Published: 24 January 2014

Abstract

Introduction

The identification of new progenitor cell sources is important for cell-based tissue engineering strategies, understanding regional tissue regeneration, and modulating local microenvironments and immune response. However, there are no reports that describe the identification and isolation of mesenchymal progenitor cells (MPCs) from paranasal sinus mucosa, and compare the properties of MPCs between tissue sources within the sinonasal cavity. We report here the identification of MPCs in the maxillary sinus (MS) and ethmoid sinus (ES). Furthermore, we contrast these MPCs in the same individuals with MPCs from two additional head and neck tissue sources of the inferior turbinate (IT) and tonsil (T).

Methods

These four MPC sources were exhaustively compared for morphology, colony-forming potential, proliferation capability, immunophenotype, multilineage differentiation potential, and ability to produce soluble factors.

Results

MS-, ES, IT-, and T-MPCs showed similar morphologies and surface phenotypes, as well as adipogenic, osteogenic, and chondrogenic differentiation capacity by immunohistochemistry and qRT-PCR for defined lineage-specific genes. However, we noted that the colony-forming potential and proliferation capability of ES-MPCs were distinctly higher than other MPCs. All MPCs constitutively, or upon stimulation, secrete large amounts of IL-6, IL-8, IL-10, IFN-γ, and TGF-β. After stimulation with TNF-α and IFN-γ, ES-MPCs notably demonstrated significantly higher secretion of IL-6 and IL-10 than other MPCs.

Conclusions

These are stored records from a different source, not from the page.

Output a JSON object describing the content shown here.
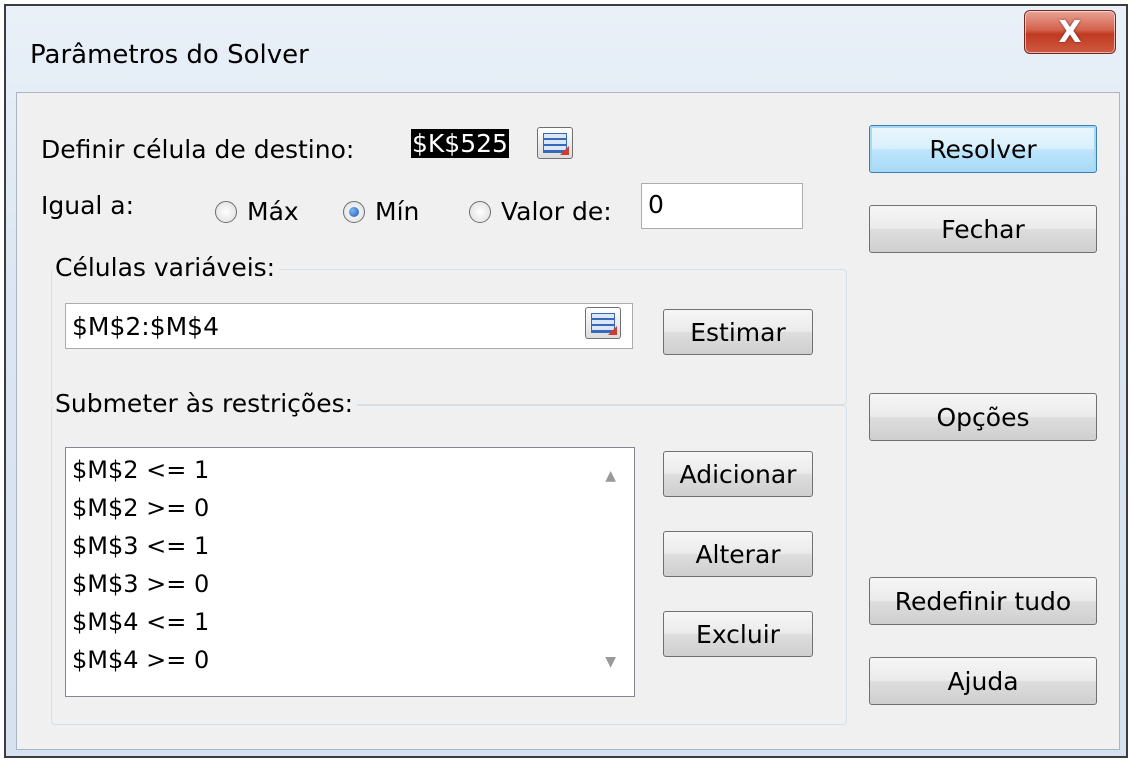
{
  "window": {
    "title": "Parâmetros do Solver",
    "close_label": "X"
  },
  "target": {
    "label": "Definir célula de destino:",
    "value": "$K$525"
  },
  "equal_to": {
    "label": "Igual a:",
    "options": [
      {
        "label": "Máx",
        "checked": false
      },
      {
        "label": "Mín",
        "checked": true
      },
      {
        "label": "Valor de:",
        "checked": false
      }
    ],
    "value": "0"
  },
  "variable_cells": {
    "legend": "Células variáveis:",
    "value": "$M$2:$M$4",
    "estimate_button": "Estimar"
  },
  "constraints": {
    "legend": "Submeter às restrições:",
    "items": [
      "$M$2 <= 1",
      "$M$2 >= 0",
      "$M$3 <= 1",
      "$M$3 >= 0",
      "$M$4 <= 1",
      "$M$4 >= 0"
    ],
    "add_button": "Adicionar",
    "change_button": "Alterar",
    "delete_button": "Excluir"
  },
  "side_buttons": {
    "solve": "Resolver",
    "close": "Fechar",
    "options": "Opções",
    "reset_all": "Redefinir tudo",
    "help": "Ajuda"
  },
  "icons": {
    "refedit": "range-selector-icon",
    "scroll_up": "scroll-up-arrow-icon",
    "scroll_down": "scroll-down-arrow-icon"
  }
}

ES-MPCs may be a uniquely promising source of MPCs due to their high proliferation ability and superior capacity toward secretion of immunomodulatory cytokines.